*** Opening of Source information ***

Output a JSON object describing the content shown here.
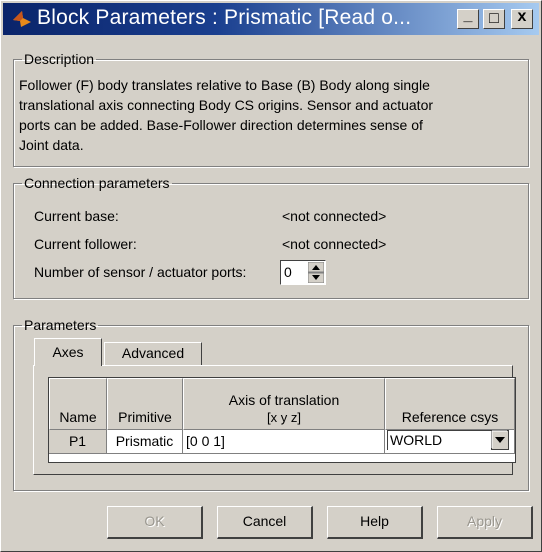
{
  "window": {
    "title": "Block Parameters : Prismatic  [Read o...",
    "minimize_label": "_",
    "maximize_label": "□",
    "close_label": "x"
  },
  "description": {
    "legend": "Description",
    "lines": [
      "Follower (F) body translates relative to Base (B) Body along single",
      "translational axis connecting Body CS origins. Sensor and actuator",
      "ports can be added. Base-Follower direction determines sense of",
      "Joint data."
    ]
  },
  "connection": {
    "legend": "Connection parameters",
    "base_label": "Current base:",
    "base_value": "<not connected>",
    "follower_label": "Current follower:",
    "follower_value": "<not connected>",
    "ports_label": "Number of sensor / actuator ports:",
    "ports_value": "0"
  },
  "parameters": {
    "legend": "Parameters",
    "tabs": [
      "Axes",
      "Advanced"
    ],
    "table": {
      "headers": {
        "name": "Name",
        "primitive": "Primitive",
        "axis_line1": "Axis of translation",
        "axis_line2": "[x y z]",
        "ref": "Reference csys"
      },
      "row": {
        "name": "P1",
        "primitive": "Prismatic",
        "axis": "[0 0 1]",
        "ref": "WORLD"
      }
    }
  },
  "buttons": {
    "ok": "OK",
    "cancel": "Cancel",
    "help": "Help",
    "apply": "Apply"
  },
  "colors": {
    "titlebar_start": "#0a246a",
    "titlebar_end": "#a6caf0",
    "face": "#d4d0c8"
  }
}
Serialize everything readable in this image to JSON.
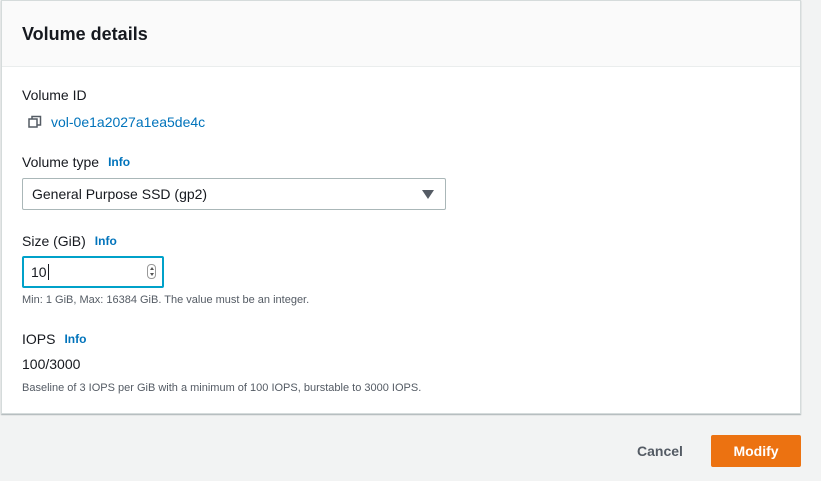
{
  "panel": {
    "title": "Volume details"
  },
  "volume_id": {
    "label": "Volume ID",
    "value": "vol-0e1a2027a1ea5de4c",
    "copy_icon": "copy-icon"
  },
  "volume_type": {
    "label": "Volume type",
    "info": "Info",
    "selected": "General Purpose SSD (gp2)",
    "dropdown_icon": "caret-down-icon"
  },
  "size": {
    "label": "Size (GiB)",
    "info": "Info",
    "value": "10",
    "hint": "Min: 1 GiB, Max: 16384 GiB. The value must be an integer."
  },
  "iops": {
    "label": "IOPS",
    "info": "Info",
    "value": "100/3000",
    "hint": "Baseline of 3 IOPS per GiB with a minimum of 100 IOPS, burstable to 3000 IOPS."
  },
  "actions": {
    "cancel_label": "Cancel",
    "modify_label": "Modify"
  },
  "colors": {
    "link": "#0073bb",
    "primary_button": "#ec7211",
    "focus_border": "#00a1c9"
  }
}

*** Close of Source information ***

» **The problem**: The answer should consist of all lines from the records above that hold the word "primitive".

» **Answer box**:
        "primitive": "Primitive",
        "primitive": "Prismatic",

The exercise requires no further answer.